## Exercise details
Write the entries out again exactly as they stand, but without the pictures.

## Given data
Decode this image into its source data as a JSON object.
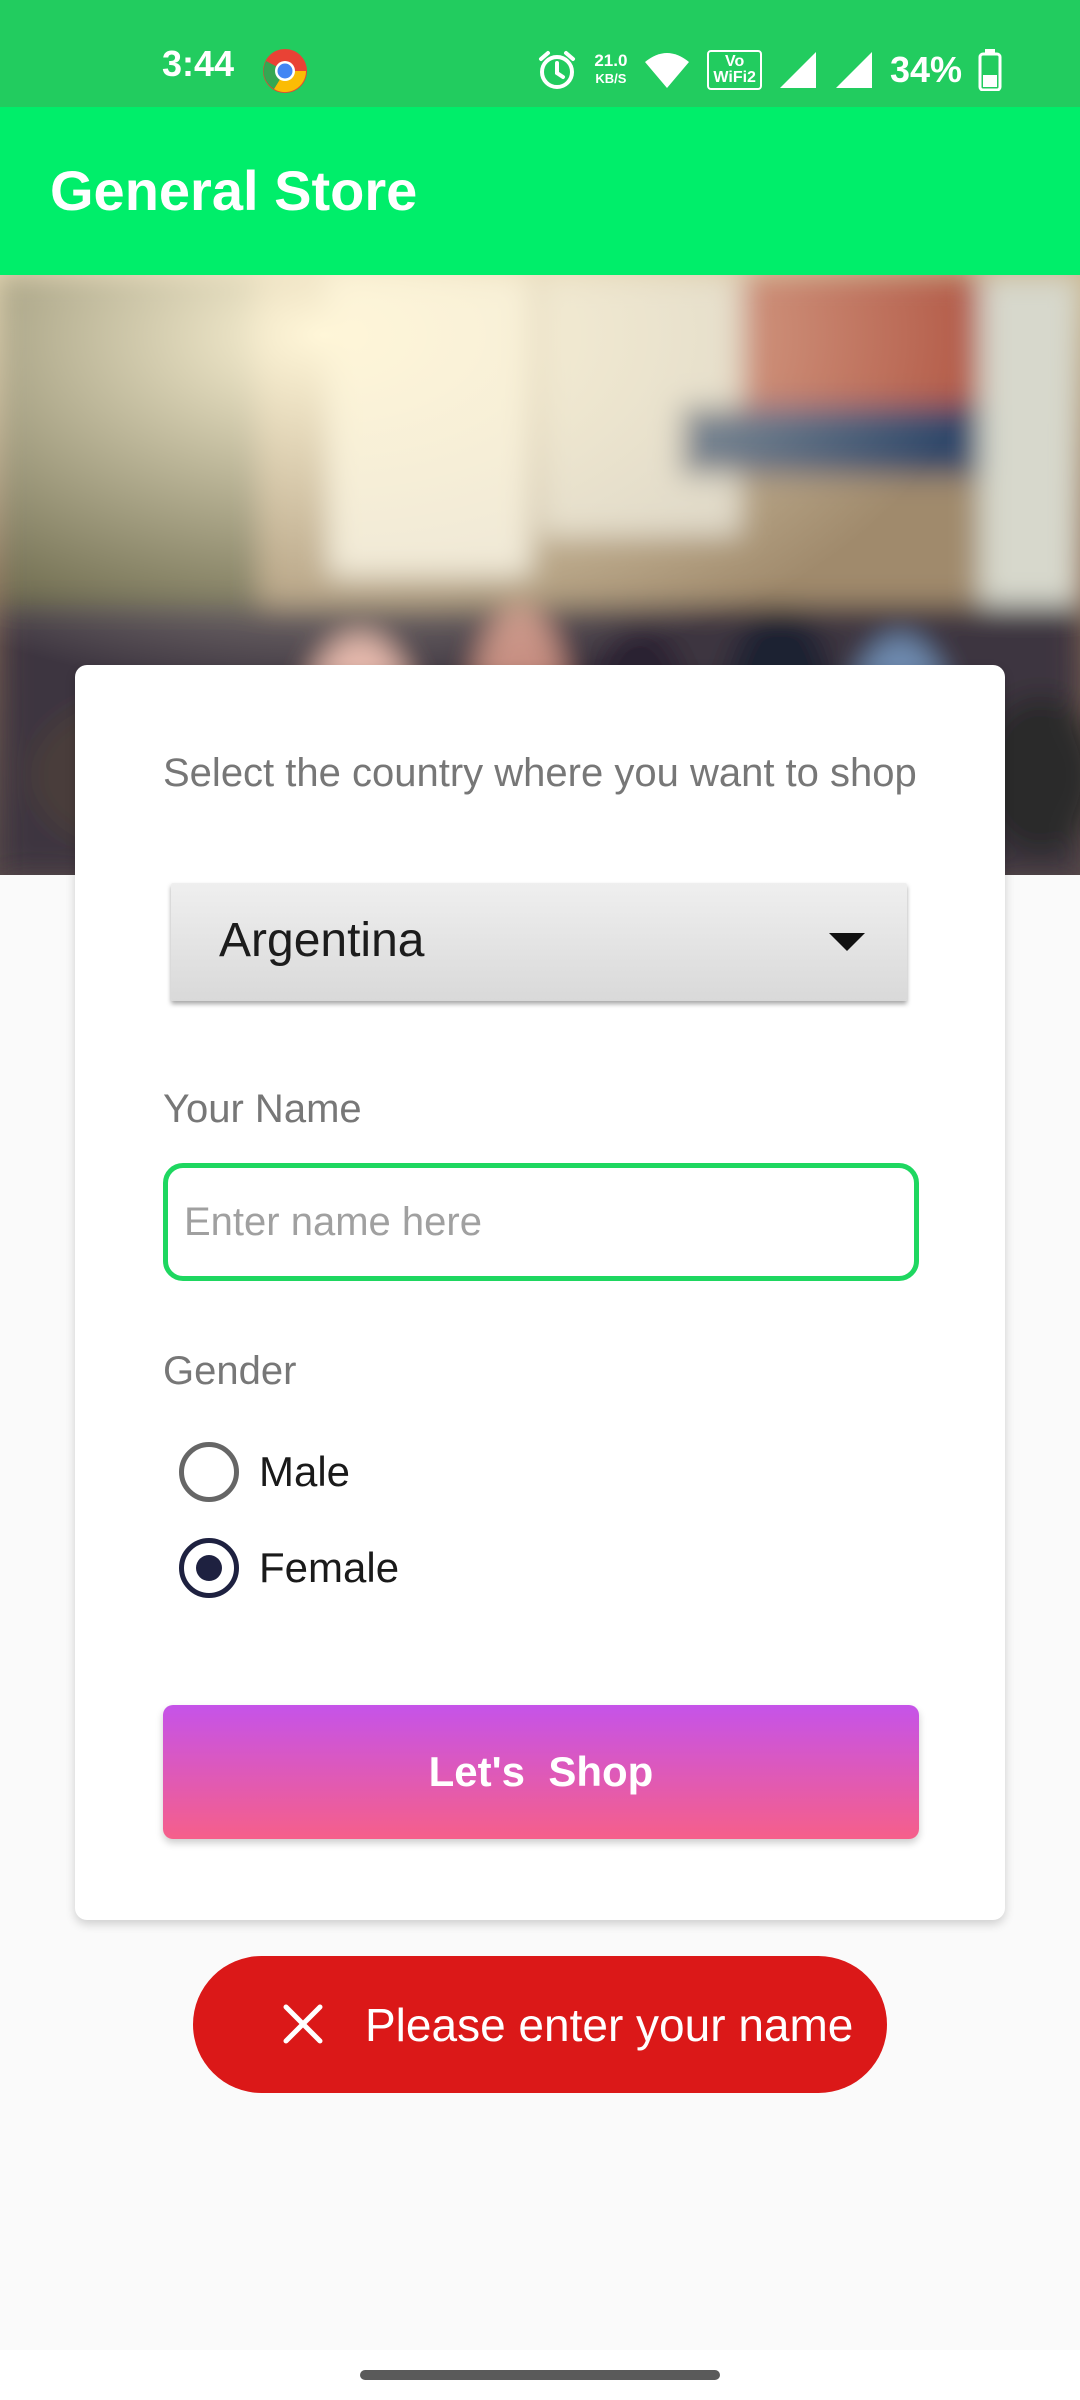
{
  "status_bar": {
    "time": "3:44",
    "network_speed_value": "21.0",
    "network_speed_unit": "KB/S",
    "wifi_calling_line1": "Vo",
    "wifi_calling_line2": "WiFi2",
    "battery_percent": "34%",
    "icons": [
      "chrome-icon",
      "alarm-icon",
      "wifi-icon",
      "signal-icon",
      "signal-icon",
      "battery-icon"
    ]
  },
  "app_bar": {
    "title": "General Store"
  },
  "form": {
    "country_label": "Select the country where you want to shop",
    "country_selected": "Argentina",
    "name_label": "Your Name",
    "name_value": "",
    "name_placeholder": "Enter name here",
    "gender_label": "Gender",
    "gender_options": [
      {
        "label": "Male",
        "checked": false
      },
      {
        "label": "Female",
        "checked": true
      }
    ],
    "submit_label": "Let's  Shop"
  },
  "toast": {
    "icon": "close-icon",
    "message": "Please enter your name"
  },
  "colors": {
    "status_bar": "#22cc5f",
    "app_bar": "#00ee6a",
    "input_border": "#1ed760",
    "button_gradient_top": "#c553e9",
    "button_gradient_bottom": "#f65f8a",
    "toast_bg": "#db1818",
    "radio_checked": "#1e2140"
  }
}
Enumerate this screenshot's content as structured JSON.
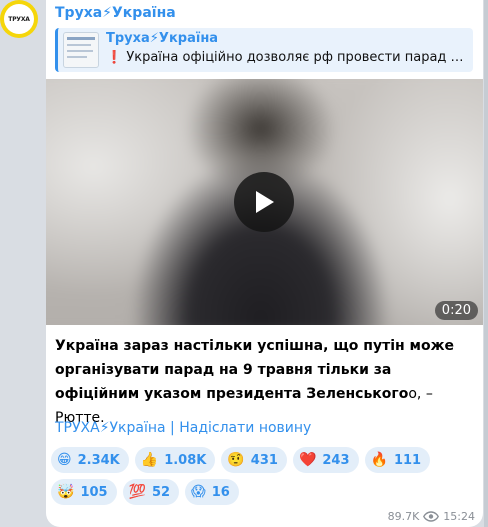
{
  "avatar": {
    "text": "ТРУХА"
  },
  "channel": {
    "name": "Труха⚡Україна"
  },
  "reply": {
    "title": "Труха⚡Україна",
    "text": "❗ Україна офіційно дозволяє рф провести парад на 9…"
  },
  "video": {
    "duration": "0:20"
  },
  "message": {
    "bold_text": "Україна зараз настільки успішна, що путін може організувати парад на 9 травня тільки за офіційним указом президента Зеленського",
    "tail_text": "о, – Рютте."
  },
  "footer_link": "ТРУХА⚡Україна | Надіслати новину",
  "reactions": {
    "row1": [
      {
        "emoji": "😁",
        "count": "2.34K"
      },
      {
        "emoji": "👍",
        "count": "1.08K"
      },
      {
        "emoji": "🤨",
        "count": "431"
      },
      {
        "emoji": "❤️",
        "count": "243"
      },
      {
        "emoji": "🔥",
        "count": "111"
      }
    ],
    "row2": [
      {
        "emoji": "🤯",
        "count": "105"
      },
      {
        "emoji": "💯",
        "count": "52"
      },
      {
        "emoji": "😱",
        "count": "16"
      }
    ]
  },
  "meta": {
    "views": "89.7K",
    "time": "15:24"
  },
  "colors": {
    "accent": "#3390ec",
    "reaction_bg": "#e3eef9"
  }
}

## Expected answer
Decode this image into its source data as a JSON object.
{
  "status_bar": {
    "time": "3:44",
    "network_speed_value": "21.0",
    "network_speed_unit": "KB/S",
    "wifi_calling_line1": "Vo",
    "wifi_calling_line2": "WiFi2",
    "battery_percent": "34%",
    "icons": [
      "chrome-icon",
      "alarm-icon",
      "wifi-icon",
      "signal-icon",
      "signal-icon",
      "battery-icon"
    ]
  },
  "app_bar": {
    "title": "General Store"
  },
  "form": {
    "country_label": "Select the country where you want to shop",
    "country_selected": "Argentina",
    "name_label": "Your Name",
    "name_value": "",
    "name_placeholder": "Enter name here",
    "gender_label": "Gender",
    "gender_options": [
      {
        "label": "Male",
        "checked": false
      },
      {
        "label": "Female",
        "checked": true
      }
    ],
    "submit_label": "Let's  Shop"
  },
  "toast": {
    "icon": "close-icon",
    "message": "Please enter your name"
  },
  "colors": {
    "status_bar": "#22cc5f",
    "app_bar": "#00ee6a",
    "input_border": "#1ed760",
    "button_gradient_top": "#c553e9",
    "button_gradient_bottom": "#f65f8a",
    "toast_bg": "#db1818",
    "radio_checked": "#1e2140"
  }
}
Enumerate this screenshot's content as structured JSON.
{
  "avatar": {
    "text": "ТРУХА"
  },
  "channel": {
    "name": "Труха⚡Україна"
  },
  "reply": {
    "title": "Труха⚡Україна",
    "text": "❗ Україна офіційно дозволяє рф провести парад на 9…"
  },
  "video": {
    "duration": "0:20"
  },
  "message": {
    "bold_text": "Україна зараз настільки успішна, що путін може організувати парад на 9 травня тільки за офіційним указом президента Зеленського",
    "tail_text": "о, – Рютте."
  },
  "footer_link": "ТРУХА⚡Україна | Надіслати новину",
  "reactions": {
    "row1": [
      {
        "emoji": "😁",
        "count": "2.34K"
      },
      {
        "emoji": "👍",
        "count": "1.08K"
      },
      {
        "emoji": "🤨",
        "count": "431"
      },
      {
        "emoji": "❤️",
        "count": "243"
      },
      {
        "emoji": "🔥",
        "count": "111"
      }
    ],
    "row2": [
      {
        "emoji": "🤯",
        "count": "105"
      },
      {
        "emoji": "💯",
        "count": "52"
      },
      {
        "emoji": "😱",
        "count": "16"
      }
    ]
  },
  "meta": {
    "views": "89.7K",
    "time": "15:24"
  },
  "colors": {
    "accent": "#3390ec",
    "reaction_bg": "#e3eef9"
  }
}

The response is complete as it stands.